You could be forgiven, if you didn’t know The Merchant of Venice well, for believing it to be a tragedy and more so for thinking Shylock is one of Shakespeare’s most caricature villains. Thankfully, Jonathan Munby directs with flair, amping up the comedy without losing even a hint of pathos in what may already be the highlight of Shakespeare’s Globe’s summer season.
At a time when anti-Semitic sentiment is reportedly on the rise, it’s no surprise that we find, in the sublime Jonathan Pryce perhaps the most sympathetic and well-rounded Shylock yet to grace the stage. It helps that Munby gives us a preamble that
shows just how denigrated Jews are by the wider Venetian society. We see masked figures beat and spit on an unsuspecting Hebrew and Shylock himself details the abuse he has suffered at the hands of the titular Antonio when the latter comes to him asking to borrow money.
It’s true that it’s still impossible to condone the contract that allows the money-lender a pound of Antonio’s flesh if he defaults, but you can at least understand the path that leads Shylock to this point!
Of course there’s much comedy to be found in the play too.
Chiefly in the form of Stefan Adegbola’s
Launcelot Gobbo who, midway through the first act, steals two members of the
audience to perform an impromptu morality play as he decides whether or not to
flee the Jew’s service.
Sturzaker makes for a wonderfully witty Gratiano.

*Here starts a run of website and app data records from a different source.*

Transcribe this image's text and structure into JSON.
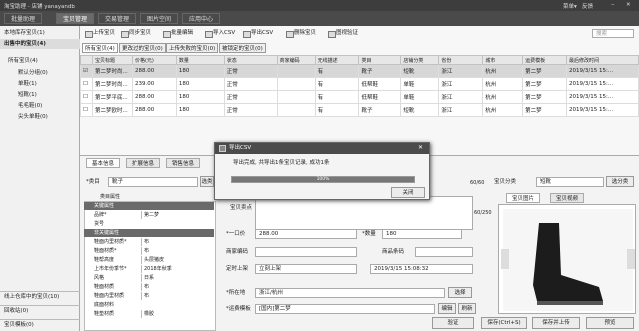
{
  "app": {
    "title": "淘宝助理 - 店铺 yanayandb",
    "menu": "菜单▾",
    "feedback": "反馈",
    "min": "‒",
    "close": "✕"
  },
  "nav": {
    "tabs": [
      "批量助理",
      "宝贝管理",
      "交易管理",
      "图片空间",
      "应用中心"
    ],
    "active": 1
  },
  "sidebar": {
    "top_items": [
      "本地库存宝贝(1)",
      "出售中的宝贝(4)"
    ],
    "tree": [
      {
        "label": "所有宝贝(4)"
      },
      {
        "label": "默认分组(0)"
      },
      {
        "label": "单鞋(1)"
      },
      {
        "label": "短靴(1)"
      },
      {
        "label": "毛毛鞋(0)"
      },
      {
        "label": "尖头单鞋(0)"
      }
    ],
    "bottom_items": [
      "线上仓库中的宝贝(10)",
      "回收站(0)",
      "宝贝模板(0)"
    ]
  },
  "toolbar": {
    "buttons": [
      "上传宝贝",
      "同步宝贝",
      "批量编辑",
      "导入CSV",
      "导出CSV",
      "删除宝贝",
      "图视验证"
    ],
    "search_placeholder": "搜索"
  },
  "filter_tabs": [
    "所有宝贝(4)",
    "更改过的宝贝(0)",
    "上传失败的宝贝(0)",
    "被锁定的宝贝(0)"
  ],
  "grid": {
    "headers": [
      "宝贝标题",
      "价格(元)",
      "数量",
      "状态",
      "商家编码",
      "无线描述",
      "类目",
      "店铺分类",
      "省份",
      "城市",
      "运费模板",
      "最后修改时间"
    ],
    "rows": [
      [
        "第二梦时尚...",
        "288.00",
        "180",
        "正常",
        "",
        "有",
        "靴子",
        "短靴",
        "浙江",
        "杭州",
        "第二梦",
        "2019/3/15 15:..."
      ],
      [
        "第二梦时尚...",
        "239.00",
        "180",
        "正常",
        "",
        "有",
        "低帮鞋",
        "单鞋",
        "浙江",
        "杭州",
        "第二梦",
        "2019/3/15 15:..."
      ],
      [
        "第二梦平底...",
        "288.00",
        "180",
        "正常",
        "",
        "有",
        "低帮鞋",
        "单鞋",
        "浙江",
        "杭州",
        "第二梦",
        "2019/3/15 15:..."
      ],
      [
        "第二梦欧时...",
        "288.00",
        "180",
        "正常",
        "",
        "有",
        "靴子",
        "短靴",
        "浙江",
        "杭州",
        "第二梦",
        "2019/3/15 15:..."
      ]
    ]
  },
  "detail": {
    "tabs": [
      "基本信息",
      "扩展信息",
      "销售信息"
    ],
    "category_label": "*类目",
    "category_value": "靴子",
    "category_btn": "选类",
    "props_header": "类目属性",
    "props": [
      [
        "关键属性",
        ""
      ],
      [
        "品牌*",
        "第二梦"
      ],
      [
        "货号",
        ""
      ],
      [
        "非关键属性",
        ""
      ],
      [
        "鞋面内里材质*",
        "布"
      ],
      [
        "鞋面材质*",
        "布"
      ],
      [
        "鞋帮高度",
        "头层猪皮"
      ],
      [
        "上市年份季节*",
        "2018年秋季"
      ],
      [
        "风格",
        "日系"
      ],
      [
        "鞋面材质",
        "布"
      ],
      [
        "鞋面内里材质",
        "布"
      ],
      [
        "底面材料",
        ""
      ],
      [
        "鞋垫材质",
        "橡胶"
      ]
    ],
    "title_label": "宝贝卖点",
    "counter": "60/250",
    "price_label": "*一口价",
    "price_value": "288.00",
    "qty_label": "*数量",
    "qty_value": "180",
    "code_label": "商家编码",
    "barcode_label": "商品条码",
    "onsale_label": "定时上架",
    "onsale_value": "立刻上架",
    "onsale_time": "2019/3/15 15:08:32",
    "location_label": "*所在地",
    "location_value": "浙江/杭州",
    "location_btn": "选择",
    "shipping_label": "*运费模板",
    "shipping_value": "[国内]第二梦",
    "shipping_btn1": "编辑",
    "shipping_btn2": "刷新",
    "shop_cat_label": "宝贝分类",
    "shop_cat_value": "短靴",
    "shop_cat_btn": "选分类",
    "title_counter": "60/60",
    "img_tabs": [
      "宝贝图片",
      "宝贝视频"
    ]
  },
  "footer": {
    "buttons": [
      "验证",
      "保存(Ctrl+S)",
      "保存并上传",
      "预览"
    ]
  },
  "dialog": {
    "title": "导出CSV",
    "message": "导出完成, 共导出1条宝贝记录, 成功1条",
    "progress": 100,
    "progress_label": "100%",
    "close_btn": "关闭"
  }
}
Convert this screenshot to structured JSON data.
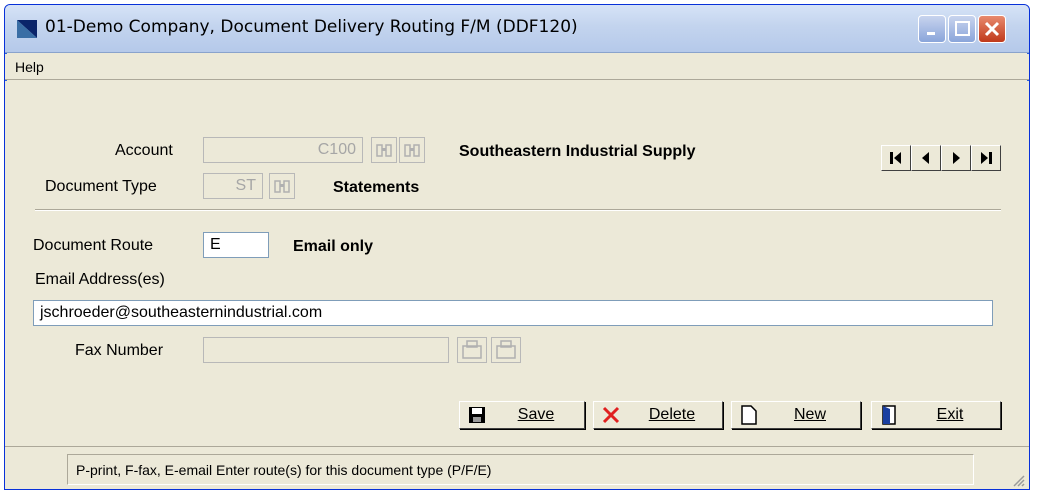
{
  "window": {
    "title": "01-Demo Company, Document Delivery Routing F/M (DDF120)"
  },
  "menu": {
    "help_label": "Help"
  },
  "form": {
    "account_label": "Account",
    "account_value": "C100",
    "account_description": "Southeastern Industrial Supply",
    "doctype_label": "Document Type",
    "doctype_value": "ST",
    "doctype_description": "Statements",
    "route_label": "Document Route",
    "route_value": "E",
    "route_description": "Email only",
    "email_label": "Email Address(es)",
    "email_value": "jschroeder@southeasternindustrial.com",
    "fax_label": "Fax Number",
    "fax_value": ""
  },
  "actions": {
    "save_label": "Save",
    "delete_label": "Delete",
    "new_label": "New",
    "exit_label": "Exit"
  },
  "status": {
    "message": "P-print, F-fax, E-email Enter route(s) for this document type (P/F/E)"
  },
  "colors": {
    "title_bar": "#c3d4ee",
    "window_bg": "#ece9d8",
    "close_button": "#c0391b",
    "delete_icon": "#e02020"
  },
  "icons": {
    "title": "app-icon",
    "lookup": "binoculars-icon",
    "fax_lookup": "fax-icon",
    "nav": [
      "first-record-icon",
      "previous-record-icon",
      "next-record-icon",
      "last-record-icon"
    ],
    "save": "floppy-disk-icon",
    "delete": "red-x-icon",
    "new": "blank-document-icon",
    "exit": "door-icon"
  }
}
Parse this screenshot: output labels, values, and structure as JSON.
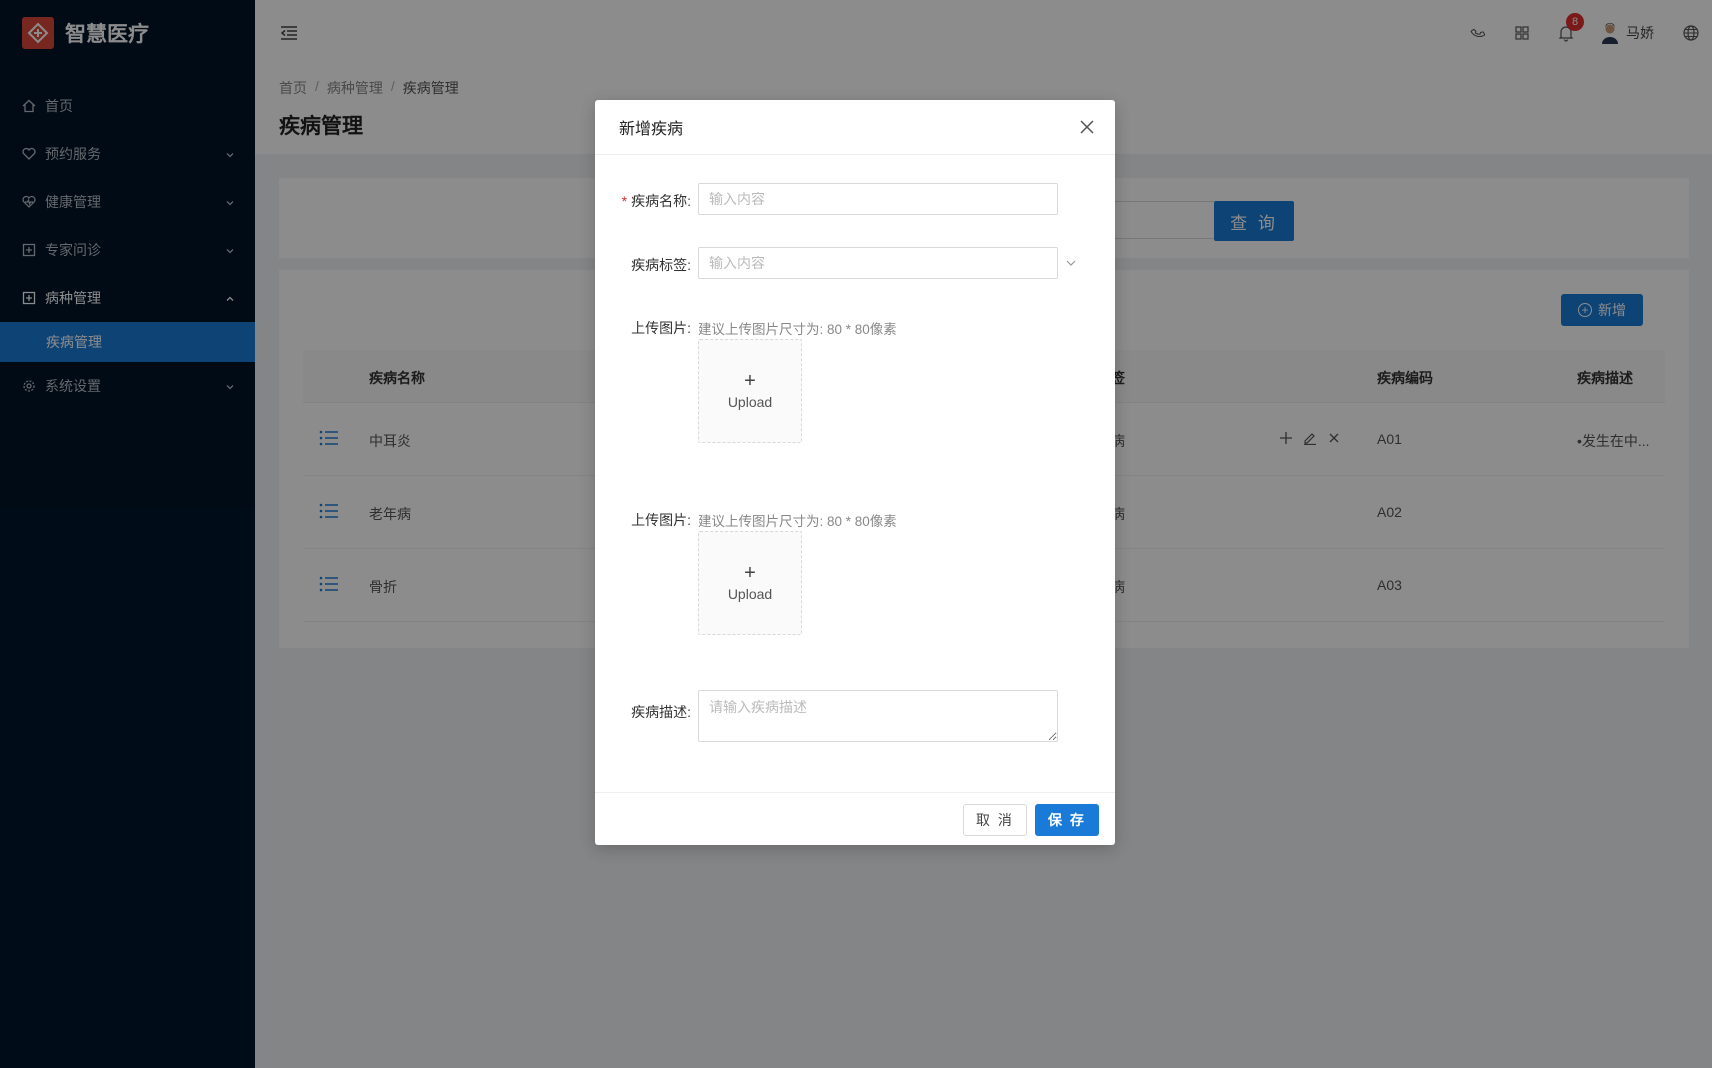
{
  "app": {
    "title": "智慧医疗"
  },
  "colors": {
    "primary": "#1a7ad8",
    "sidebar_bg": "#001529",
    "danger": "#e02d2d"
  },
  "sidebar": {
    "items": [
      {
        "label": "首页",
        "icon": "home-icon"
      },
      {
        "label": "预约服务",
        "icon": "heart-icon"
      },
      {
        "label": "健康管理",
        "icon": "heartbeat-icon"
      },
      {
        "label": "专家问诊",
        "icon": "medical-box-icon"
      },
      {
        "label": "病种管理",
        "icon": "medical-box-icon",
        "expanded": true,
        "children": [
          {
            "label": "疾病管理",
            "active": true
          }
        ]
      },
      {
        "label": "系统设置",
        "icon": "gear-icon"
      }
    ]
  },
  "topbar": {
    "notifications_count": "8",
    "username": "马娇"
  },
  "breadcrumb": [
    "首页",
    "病种管理",
    "疾病管理"
  ],
  "page": {
    "title": "疾病管理"
  },
  "search": {
    "button_label": "查 询"
  },
  "table": {
    "add_label": "新增",
    "headers": {
      "name": "疾病名称",
      "tag_partial": "签",
      "code": "疾病编码",
      "desc": "疾病描述"
    },
    "rows": [
      {
        "name": "中耳炎",
        "tag_partial": "病",
        "code": "A01",
        "desc": "•发生在中..."
      },
      {
        "name": "老年病",
        "tag_partial": "病",
        "code": "A02",
        "desc": ""
      },
      {
        "name": "骨折",
        "tag_partial": "病",
        "code": "A03",
        "desc": ""
      }
    ]
  },
  "modal": {
    "title": "新增疾病",
    "name_label": "疾病名称:",
    "name_placeholder": "输入内容",
    "tag_label": "疾病标签:",
    "tag_placeholder": "输入内容",
    "upload1_label": "上传图片:",
    "upload1_hint": "建议上传图片尺寸为: 80 * 80像素",
    "upload1_text": "Upload",
    "upload2_label": "上传图片:",
    "upload2_hint": "建议上传图片尺寸为: 80 * 80像素",
    "upload2_text": "Upload",
    "desc_label": "疾病描述:",
    "desc_placeholder": "请输入疾病描述",
    "cancel_label": "取 消",
    "save_label": "保 存"
  }
}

He makes his entrance by
lunging across the stage to vomit into a pale, but like so many of
Shakespeare’s seemingly foolish sidekicks (Enobarbus springs immediately to
mind) he often shows the flaws in our heroic leading men. In this case that
would be Bassanio, who asks his friend Antonio for money to allow him to woo
Portia. Dominic Mafham and Daniel Lapaine, as the lover and the
merchant respectively, form an emotional pair, their fraternal bond is clearly
strong and, on Antonio’s part at least, the relationship may well be perceived
The ladies here are the equal of their male colleagues too. Rachel Pickup makes for a wily Portia,
as intelligent as she is smart, while Dorothea
Myer-Bennett makes a big impression with the smaller role of the maid
Nerissa. When the two are tricking their new husbands the glee is delightful,
but both maintain the serious aspect of their characters wonderfully. The
standout though, playing Shylock’s daughter Jessica is Pryce’s real life
daughter. This marks the biggest role Phoebe
Pryce has performed to date and she is wonderful. The epilogue, whereby
Munby portrays the money-lender’s forced conversion to Catholicism while his
daughter weeps for her own lost faith is heart rending!
This then is an uneasy comedy, a surprisingly upbeat tragedy
and a worryingly pertinent warning about judging people by their beliefs. It’s
also a masterclass in presenting a tricky text full of difficult subject matter
for the audience. Munby and his cast manage it with aplomb!